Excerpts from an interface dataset

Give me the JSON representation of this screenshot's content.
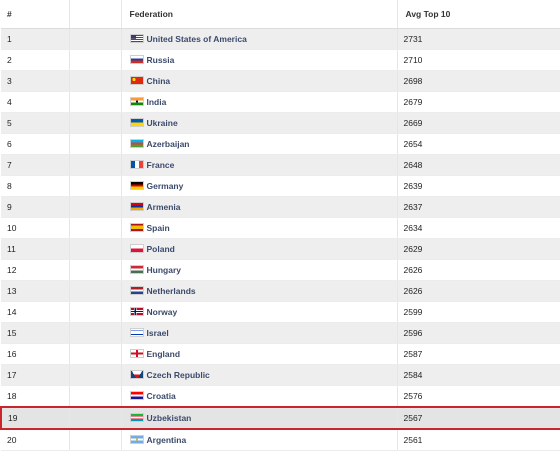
{
  "table": {
    "headers": {
      "rank": "#",
      "blank": "",
      "federation": "Federation",
      "avg": "Avg Top 10"
    },
    "highlight_rank": "19",
    "rows": [
      {
        "rank": "1",
        "federation": "United States of America",
        "avg": "2731",
        "flag": "usa-flag-icon"
      },
      {
        "rank": "2",
        "federation": "Russia",
        "avg": "2710",
        "flag": "russia-flag-icon"
      },
      {
        "rank": "3",
        "federation": "China",
        "avg": "2698",
        "flag": "china-flag-icon"
      },
      {
        "rank": "4",
        "federation": "India",
        "avg": "2679",
        "flag": "india-flag-icon"
      },
      {
        "rank": "5",
        "federation": "Ukraine",
        "avg": "2669",
        "flag": "ukraine-flag-icon"
      },
      {
        "rank": "6",
        "federation": "Azerbaijan",
        "avg": "2654",
        "flag": "azerbaijan-flag-icon"
      },
      {
        "rank": "7",
        "federation": "France",
        "avg": "2648",
        "flag": "france-flag-icon"
      },
      {
        "rank": "8",
        "federation": "Germany",
        "avg": "2639",
        "flag": "germany-flag-icon"
      },
      {
        "rank": "9",
        "federation": "Armenia",
        "avg": "2637",
        "flag": "armenia-flag-icon"
      },
      {
        "rank": "10",
        "federation": "Spain",
        "avg": "2634",
        "flag": "spain-flag-icon"
      },
      {
        "rank": "11",
        "federation": "Poland",
        "avg": "2629",
        "flag": "poland-flag-icon"
      },
      {
        "rank": "12",
        "federation": "Hungary",
        "avg": "2626",
        "flag": "hungary-flag-icon"
      },
      {
        "rank": "13",
        "federation": "Netherlands",
        "avg": "2626",
        "flag": "netherlands-flag-icon"
      },
      {
        "rank": "14",
        "federation": "Norway",
        "avg": "2599",
        "flag": "norway-flag-icon"
      },
      {
        "rank": "15",
        "federation": "Israel",
        "avg": "2596",
        "flag": "israel-flag-icon"
      },
      {
        "rank": "16",
        "federation": "England",
        "avg": "2587",
        "flag": "england-flag-icon"
      },
      {
        "rank": "17",
        "federation": "Czech Republic",
        "avg": "2584",
        "flag": "czech-flag-icon"
      },
      {
        "rank": "18",
        "federation": "Croatia",
        "avg": "2576",
        "flag": "croatia-flag-icon"
      },
      {
        "rank": "19",
        "federation": "Uzbekistan",
        "avg": "2567",
        "flag": "uzbekistan-flag-icon"
      },
      {
        "rank": "20",
        "federation": "Argentina",
        "avg": "2561",
        "flag": "argentina-flag-icon"
      }
    ]
  },
  "colors": {
    "link": "#3b4a6b",
    "highlight_border": "#c8262c",
    "row_alt": "#eeeeee"
  }
}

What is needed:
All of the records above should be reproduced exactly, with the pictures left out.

Response for this exercise:
Give me the JSON representation of this screenshot's content.
{
  "table": {
    "headers": {
      "rank": "#",
      "blank": "",
      "federation": "Federation",
      "avg": "Avg Top 10"
    },
    "highlight_rank": "19",
    "rows": [
      {
        "rank": "1",
        "federation": "United States of America",
        "avg": "2731",
        "flag": "usa-flag-icon"
      },
      {
        "rank": "2",
        "federation": "Russia",
        "avg": "2710",
        "flag": "russia-flag-icon"
      },
      {
        "rank": "3",
        "federation": "China",
        "avg": "2698",
        "flag": "china-flag-icon"
      },
      {
        "rank": "4",
        "federation": "India",
        "avg": "2679",
        "flag": "india-flag-icon"
      },
      {
        "rank": "5",
        "federation": "Ukraine",
        "avg": "2669",
        "flag": "ukraine-flag-icon"
      },
      {
        "rank": "6",
        "federation": "Azerbaijan",
        "avg": "2654",
        "flag": "azerbaijan-flag-icon"
      },
      {
        "rank": "7",
        "federation": "France",
        "avg": "2648",
        "flag": "france-flag-icon"
      },
      {
        "rank": "8",
        "federation": "Germany",
        "avg": "2639",
        "flag": "germany-flag-icon"
      },
      {
        "rank": "9",
        "federation": "Armenia",
        "avg": "2637",
        "flag": "armenia-flag-icon"
      },
      {
        "rank": "10",
        "federation": "Spain",
        "avg": "2634",
        "flag": "spain-flag-icon"
      },
      {
        "rank": "11",
        "federation": "Poland",
        "avg": "2629",
        "flag": "poland-flag-icon"
      },
      {
        "rank": "12",
        "federation": "Hungary",
        "avg": "2626",
        "flag": "hungary-flag-icon"
      },
      {
        "rank": "13",
        "federation": "Netherlands",
        "avg": "2626",
        "flag": "netherlands-flag-icon"
      },
      {
        "rank": "14",
        "federation": "Norway",
        "avg": "2599",
        "flag": "norway-flag-icon"
      },
      {
        "rank": "15",
        "federation": "Israel",
        "avg": "2596",
        "flag": "israel-flag-icon"
      },
      {
        "rank": "16",
        "federation": "England",
        "avg": "2587",
        "flag": "england-flag-icon"
      },
      {
        "rank": "17",
        "federation": "Czech Republic",
        "avg": "2584",
        "flag": "czech-flag-icon"
      },
      {
        "rank": "18",
        "federation": "Croatia",
        "avg": "2576",
        "flag": "croatia-flag-icon"
      },
      {
        "rank": "19",
        "federation": "Uzbekistan",
        "avg": "2567",
        "flag": "uzbekistan-flag-icon"
      },
      {
        "rank": "20",
        "federation": "Argentina",
        "avg": "2561",
        "flag": "argentina-flag-icon"
      }
    ]
  },
  "colors": {
    "link": "#3b4a6b",
    "highlight_border": "#c8262c",
    "row_alt": "#eeeeee"
  }
}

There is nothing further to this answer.